The grant comes from Wellcome’s Psychosis Flagship, which aims to improve the diagnosis of psychosis.
RCSI University of Medicine and Health Sciences has received a €1.3m grant to further develop a blood test that can predict whether a person is likely to develop a psychotic disorder later in life.
The grant comes from Wellcome’s Psychosis Flagship, which aims to reduce the global burden of psychosis by improving diagnosis.
RCSI researchers had previously analysed blood samples taken from people at clinical high risk of psychosis. These individuals were followed up for several years to see who did and did not develop a psychotic disorder.
The scientists then assessed the proteins in blood samples and used machine learning to analyse this data. This enabled them to find patterns of proteins in the early blood samples that could predict who did and did not develop a psychotic disorder.
According to RCSI, the most accurate test was based on the 10 most predictive proteins. It correctly identified those who would go on to develop a psychotic disorder in 93pc of high-risk cases, and correctly identified those who would not in 80pc of cases.
Prof David Cotter, a professor of molecular psychiatry at RCSI, said the grant will help to further the research and will benefit patients directly.
“Ideally, we would like to prevent psychotic disorders, but that requires being able to accurately identify who is most at risk. This grant will allow us to study these markers in other people at high risk of psychosis to confirm our previous findings,” he said.
RCSI will collaborate with researchers from the UCD Conway Institute and from Cardiff University. Other collaborators include researchers from the University of Melbourne, Yale University, University of North Carolina at Chapel Hill, University of Bristol, Trinity College Dublin and King’s College London.
The team hopes to develop a commercially available test for use in clinical practice so people can be treated earlier and more effectively.
Prof Fergal O’Brien, director of research and innovation at RCSI, said the funding will be “instrumental” in translating research from the lab directly to patients.
Dr Lynsey Bilsland, deputy head of programme, translation and portfolio integration at Wellcome, added that identifying individuals who are most at risk of developing psychosis is a key challenge in the field.
“Overcoming this could enable early interventions that will help improve outcomes for patients, which is the vision of Wellcome’s Psychosis Flagship,” she said.

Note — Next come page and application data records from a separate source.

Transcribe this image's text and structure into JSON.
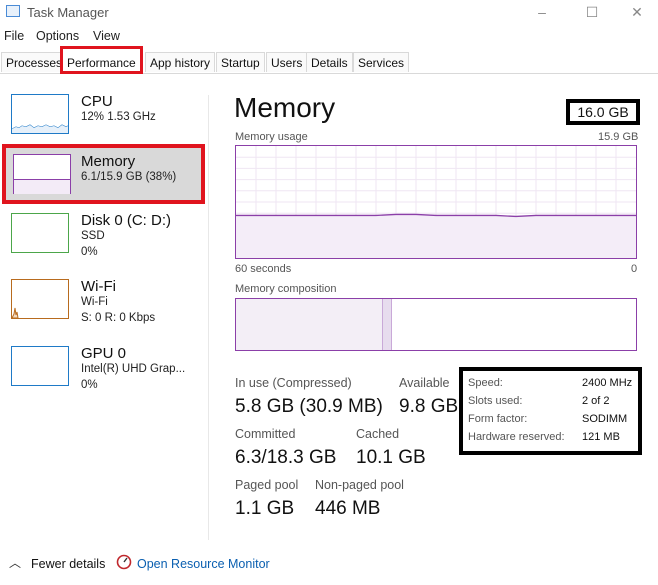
{
  "window": {
    "title": "Task Manager",
    "controls": {
      "minimize": "–",
      "maximize": "☐",
      "close": "✕"
    }
  },
  "menu": [
    "File",
    "Options",
    "View"
  ],
  "tabs": [
    {
      "label": "Processes",
      "active": false
    },
    {
      "label": "Performance",
      "active": true
    },
    {
      "label": "App history",
      "active": false
    },
    {
      "label": "Startup",
      "active": false
    },
    {
      "label": "Users",
      "active": false
    },
    {
      "label": "Details",
      "active": false
    },
    {
      "label": "Services",
      "active": false
    }
  ],
  "sidebar": {
    "items": [
      {
        "title": "CPU",
        "sub1": "12%  1.53 GHz",
        "sub2": "",
        "color": "#1f7ac7"
      },
      {
        "title": "Memory",
        "sub1": "6.1/15.9 GB (38%)",
        "sub2": "",
        "color": "#8b3fa8"
      },
      {
        "title": "Disk 0 (C: D:)",
        "sub1": "SSD",
        "sub2": "0%",
        "color": "#4ca64a"
      },
      {
        "title": "Wi-Fi",
        "sub1": "Wi-Fi",
        "sub2": "S: 0  R: 0 Kbps",
        "color": "#b86b1e"
      },
      {
        "title": "GPU 0",
        "sub1": "Intel(R) UHD Grap...",
        "sub2": "0%",
        "color": "#1f7ac7"
      }
    ]
  },
  "main": {
    "title": "Memory",
    "capacity": "16.0 GB",
    "usage_label": "Memory usage",
    "usage_max": "15.9 GB",
    "time_left": "60 seconds",
    "time_right": "0",
    "usage_fraction": 0.38,
    "composition_label": "Memory composition",
    "stats": {
      "in_use_label": "In use (Compressed)",
      "in_use_value": "5.8 GB (30.9 MB)",
      "available_label": "Available",
      "available_value": "9.8 GB",
      "committed_label": "Committed",
      "committed_value": "6.3/18.3 GB",
      "cached_label": "Cached",
      "cached_value": "10.1 GB",
      "paged_label": "Paged pool",
      "paged_value": "1.1 GB",
      "nonpaged_label": "Non-paged pool",
      "nonpaged_value": "446 MB"
    },
    "specs": [
      {
        "label": "Speed:",
        "value": "2400 MHz"
      },
      {
        "label": "Slots used:",
        "value": "2 of 2"
      },
      {
        "label": "Form factor:",
        "value": "SODIMM"
      },
      {
        "label": "Hardware reserved:",
        "value": "121 MB"
      }
    ]
  },
  "footer": {
    "fewer_details": "Fewer details",
    "open_monitor": "Open Resource Monitor"
  },
  "colors": {
    "memory": "#8b3fa8",
    "highlight": "#e0141e"
  }
}
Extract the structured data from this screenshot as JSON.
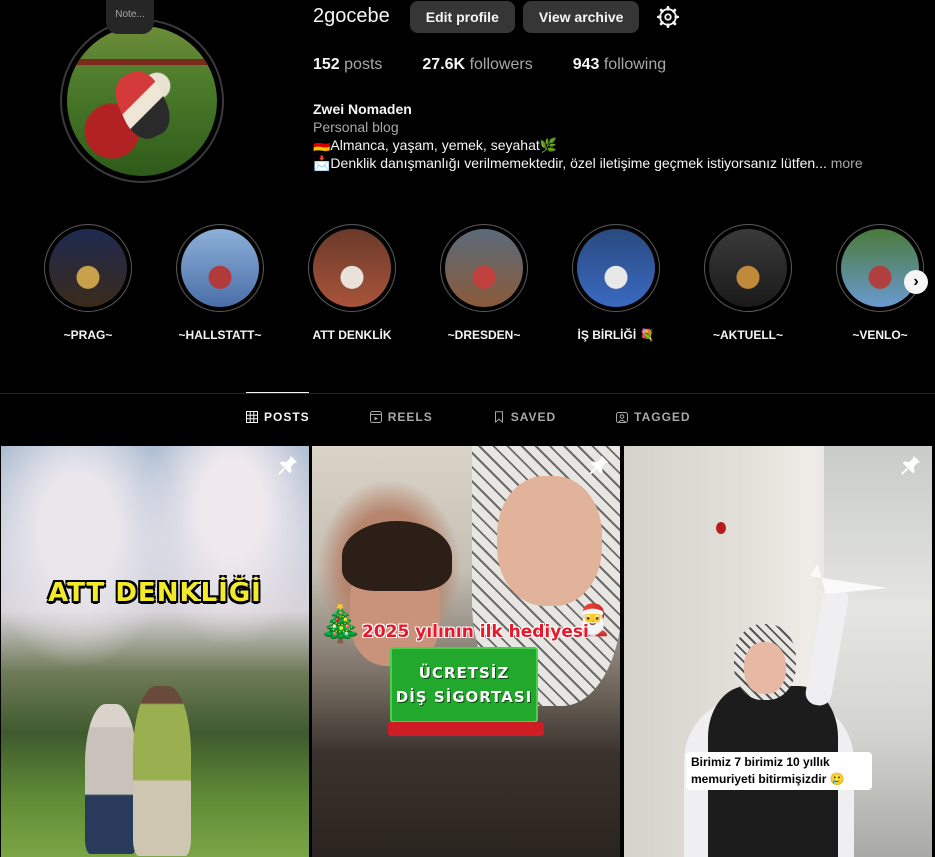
{
  "profile": {
    "note": "Note...",
    "username": "2gocebe",
    "edit_profile_label": "Edit profile",
    "view_archive_label": "View archive",
    "settings_icon": "gear-icon"
  },
  "stats": {
    "posts_count": "152",
    "posts_label": "posts",
    "followers_count": "27.6K",
    "followers_label": "followers",
    "following_count": "943",
    "following_label": "following"
  },
  "bio": {
    "name": "Zwei Nomaden",
    "category": "Personal blog",
    "line1": "🇩🇪Almanca, yaşam, yemek, seyahat🌿",
    "line2": "📩Denklik danışmanlığı verilmemektedir, özel iletişime geçmek istiyorsanız lütfen...",
    "more": "more"
  },
  "highlights": [
    {
      "label": "~PRAG~",
      "colors": [
        "#3a2a1a",
        "#c9a04a",
        "#1e2a50"
      ]
    },
    {
      "label": "~HALLSTATT~",
      "colors": [
        "#4a6fa8",
        "#b23a3a",
        "#8db0d8"
      ]
    },
    {
      "label": "ATT DENKLİK",
      "colors": [
        "#a8543a",
        "#e8e2d8",
        "#6a3a2a"
      ]
    },
    {
      "label": "~DRESDEN~",
      "colors": [
        "#8a5a3a",
        "#c04040",
        "#5a6a7a"
      ]
    },
    {
      "label": "İŞ BİRLİĞİ 💐",
      "colors": [
        "#3a6ac0",
        "#e8e8e8",
        "#2a4a80"
      ]
    },
    {
      "label": "~AKTUELL~",
      "colors": [
        "#1a1a1a",
        "#c08a3a",
        "#3a3a3a"
      ]
    },
    {
      "label": "~VENLO~",
      "colors": [
        "#6a9ad0",
        "#b04040",
        "#4a7a3a"
      ]
    }
  ],
  "highlights_next_icon": "chevron-right-icon",
  "tabs": [
    {
      "label": "POSTS",
      "icon": "grid-icon",
      "active": true
    },
    {
      "label": "REELS",
      "icon": "reels-icon",
      "active": false
    },
    {
      "label": "SAVED",
      "icon": "bookmark-icon",
      "active": false
    },
    {
      "label": "TAGGED",
      "icon": "tagged-icon",
      "active": false
    }
  ],
  "posts": [
    {
      "overlay_text": "ATT DENKLİĞİ",
      "pinned": true
    },
    {
      "overlay_text": "2025 yılının ilk hediyesi",
      "box_line1": "ÜCRETSİZ",
      "box_line2": "DİŞ SİGORTASI",
      "pinned": true
    },
    {
      "overlay_text": "Birimiz 7 birimiz 10 yıllık memuriyeti bitirmişizdir 🥲",
      "pinned": true
    }
  ]
}
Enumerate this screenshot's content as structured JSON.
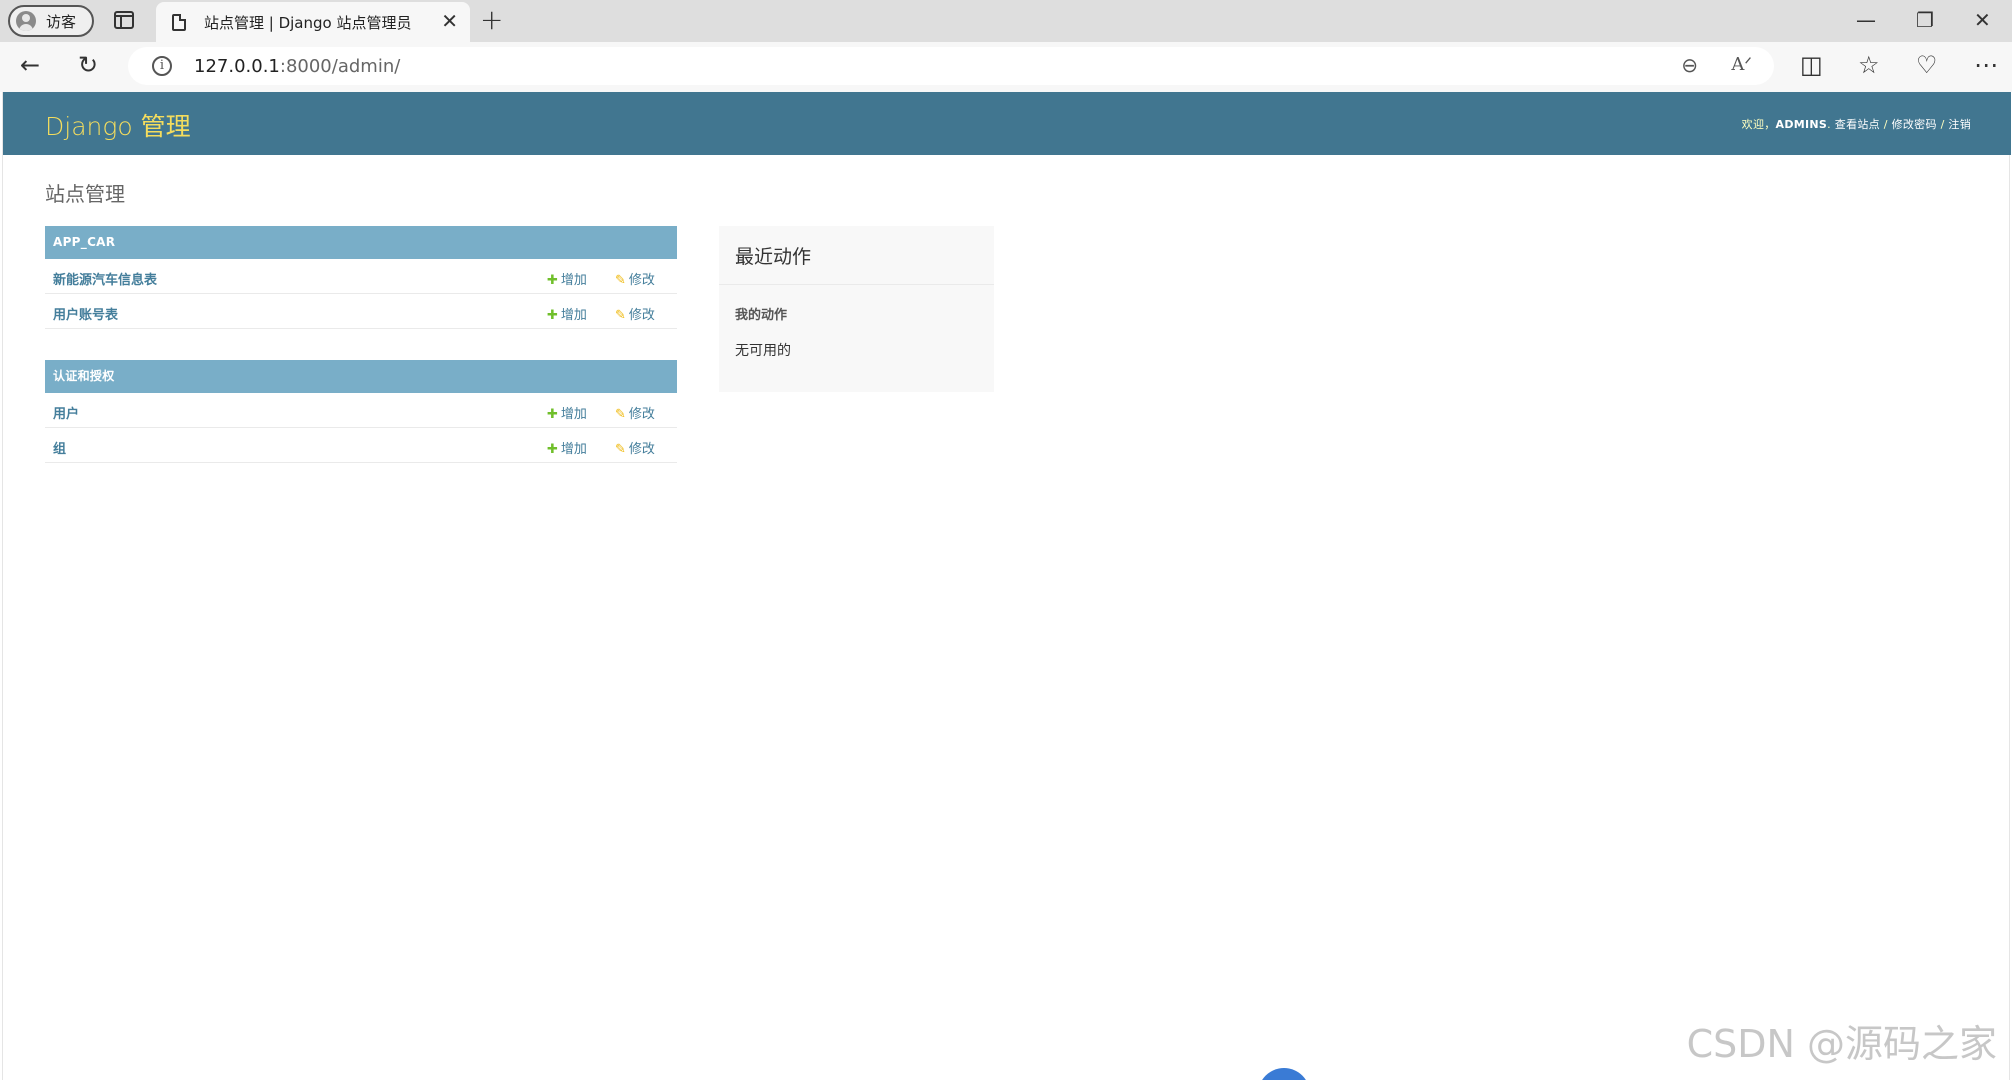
{
  "browser": {
    "profile_label": "访客",
    "tab_title": "站点管理 | Django 站点管理员",
    "url_host": "127.0.0.1",
    "url_path": ":8000/admin/"
  },
  "header": {
    "branding": "Django 管理",
    "welcome": "欢迎，",
    "username": "ADMINS",
    "view_site": "查看站点",
    "change_password": "修改密码",
    "logout": "注销",
    "separator": " / "
  },
  "content": {
    "title": "站点管理"
  },
  "modules": [
    {
      "caption": "APP_CAR",
      "models": [
        {
          "name": "新能源汽车信息表",
          "add": "增加",
          "change": "修改"
        },
        {
          "name": "用户账号表",
          "add": "增加",
          "change": "修改"
        }
      ]
    },
    {
      "caption": "认证和授权",
      "models": [
        {
          "name": "用户",
          "add": "增加",
          "change": "修改"
        },
        {
          "name": "组",
          "add": "增加",
          "change": "修改"
        }
      ]
    }
  ],
  "recent_actions": {
    "title": "最近动作",
    "subtitle": "我的动作",
    "empty": "无可用的"
  },
  "watermark": "CSDN @源码之家",
  "colors": {
    "header_bg": "#417690",
    "branding": "#f5dd5d",
    "caption_bg": "#79aec8",
    "link": "#447e9b",
    "add_icon": "#70bf2b",
    "change_icon": "#efb80b"
  }
}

RCSI’s funding announcement follows news that five Science Foundation Ireland research centres will receive €193m in funding over the next six years.